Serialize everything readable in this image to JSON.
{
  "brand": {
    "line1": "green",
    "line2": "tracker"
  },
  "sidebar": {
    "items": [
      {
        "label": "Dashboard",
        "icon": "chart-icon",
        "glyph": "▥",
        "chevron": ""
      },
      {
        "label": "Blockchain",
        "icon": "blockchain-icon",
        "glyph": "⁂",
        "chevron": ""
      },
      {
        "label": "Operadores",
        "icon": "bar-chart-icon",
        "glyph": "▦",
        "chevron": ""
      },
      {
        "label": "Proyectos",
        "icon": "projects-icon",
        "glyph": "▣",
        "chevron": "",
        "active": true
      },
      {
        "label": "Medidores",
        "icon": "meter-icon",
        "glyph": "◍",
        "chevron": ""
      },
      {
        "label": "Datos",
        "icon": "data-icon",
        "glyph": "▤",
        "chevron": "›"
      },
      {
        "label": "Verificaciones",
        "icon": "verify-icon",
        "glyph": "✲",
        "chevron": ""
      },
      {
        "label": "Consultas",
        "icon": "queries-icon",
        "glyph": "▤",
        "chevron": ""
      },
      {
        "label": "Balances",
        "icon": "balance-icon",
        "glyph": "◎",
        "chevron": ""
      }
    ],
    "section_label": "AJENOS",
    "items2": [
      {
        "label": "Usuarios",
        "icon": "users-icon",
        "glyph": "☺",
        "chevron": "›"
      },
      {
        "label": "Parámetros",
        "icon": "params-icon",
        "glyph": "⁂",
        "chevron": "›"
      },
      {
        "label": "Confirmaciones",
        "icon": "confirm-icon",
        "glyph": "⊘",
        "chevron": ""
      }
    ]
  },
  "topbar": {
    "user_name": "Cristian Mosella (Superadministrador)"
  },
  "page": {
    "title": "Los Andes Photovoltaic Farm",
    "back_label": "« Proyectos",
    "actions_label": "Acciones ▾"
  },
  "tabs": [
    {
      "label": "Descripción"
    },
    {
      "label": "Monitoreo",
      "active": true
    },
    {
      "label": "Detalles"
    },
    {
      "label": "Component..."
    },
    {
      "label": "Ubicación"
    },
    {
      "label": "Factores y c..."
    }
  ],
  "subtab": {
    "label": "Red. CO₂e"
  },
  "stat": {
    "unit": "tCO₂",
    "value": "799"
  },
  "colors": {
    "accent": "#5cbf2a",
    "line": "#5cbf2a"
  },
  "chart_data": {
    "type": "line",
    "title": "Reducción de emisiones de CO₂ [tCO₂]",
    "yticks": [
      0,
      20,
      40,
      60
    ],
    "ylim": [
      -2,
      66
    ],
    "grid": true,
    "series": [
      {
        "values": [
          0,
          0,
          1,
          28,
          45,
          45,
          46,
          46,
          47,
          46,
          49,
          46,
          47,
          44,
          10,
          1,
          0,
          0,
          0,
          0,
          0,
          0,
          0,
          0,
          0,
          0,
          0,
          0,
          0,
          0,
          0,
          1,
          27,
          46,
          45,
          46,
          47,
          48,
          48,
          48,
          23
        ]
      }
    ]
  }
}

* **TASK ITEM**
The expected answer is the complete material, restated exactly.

* **EXPECTED OUTPUT**
Serialize everything readable in this image to JSON.
{
  "brand": {
    "line1": "green",
    "line2": "tracker"
  },
  "sidebar": {
    "items": [
      {
        "label": "Dashboard",
        "icon": "chart-icon",
        "glyph": "▥",
        "chevron": ""
      },
      {
        "label": "Blockchain",
        "icon": "blockchain-icon",
        "glyph": "⁂",
        "chevron": ""
      },
      {
        "label": "Operadores",
        "icon": "bar-chart-icon",
        "glyph": "▦",
        "chevron": ""
      },
      {
        "label": "Proyectos",
        "icon": "projects-icon",
        "glyph": "▣",
        "chevron": "",
        "active": true
      },
      {
        "label": "Medidores",
        "icon": "meter-icon",
        "glyph": "◍",
        "chevron": ""
      },
      {
        "label": "Datos",
        "icon": "data-icon",
        "glyph": "▤",
        "chevron": "›"
      },
      {
        "label": "Verificaciones",
        "icon": "verify-icon",
        "glyph": "✲",
        "chevron": ""
      },
      {
        "label": "Consultas",
        "icon": "queries-icon",
        "glyph": "▤",
        "chevron": ""
      },
      {
        "label": "Balances",
        "icon": "balance-icon",
        "glyph": "◎",
        "chevron": ""
      }
    ],
    "section_label": "AJENOS",
    "items2": [
      {
        "label": "Usuarios",
        "icon": "users-icon",
        "glyph": "☺",
        "chevron": "›"
      },
      {
        "label": "Parámetros",
        "icon": "params-icon",
        "glyph": "⁂",
        "chevron": "›"
      },
      {
        "label": "Confirmaciones",
        "icon": "confirm-icon",
        "glyph": "⊘",
        "chevron": ""
      }
    ]
  },
  "topbar": {
    "user_name": "Cristian Mosella (Superadministrador)"
  },
  "page": {
    "title": "Los Andes Photovoltaic Farm",
    "back_label": "« Proyectos",
    "actions_label": "Acciones ▾"
  },
  "tabs": [
    {
      "label": "Descripción"
    },
    {
      "label": "Monitoreo",
      "active": true
    },
    {
      "label": "Detalles"
    },
    {
      "label": "Component..."
    },
    {
      "label": "Ubicación"
    },
    {
      "label": "Factores y c..."
    }
  ],
  "subtab": {
    "label": "Red. CO₂e"
  },
  "stat": {
    "unit": "tCO₂",
    "value": "799"
  },
  "colors": {
    "accent": "#5cbf2a",
    "line": "#5cbf2a"
  },
  "chart_data": {
    "type": "line",
    "title": "Reducción de emisiones de CO₂ [tCO₂]",
    "yticks": [
      0,
      20,
      40,
      60
    ],
    "ylim": [
      -2,
      66
    ],
    "grid": true,
    "series": [
      {
        "values": [
          0,
          0,
          1,
          28,
          45,
          45,
          46,
          46,
          47,
          46,
          49,
          46,
          47,
          44,
          10,
          1,
          0,
          0,
          0,
          0,
          0,
          0,
          0,
          0,
          0,
          0,
          0,
          0,
          0,
          0,
          0,
          1,
          27,
          46,
          45,
          46,
          47,
          48,
          48,
          48,
          23
        ]
      }
    ]
  }
}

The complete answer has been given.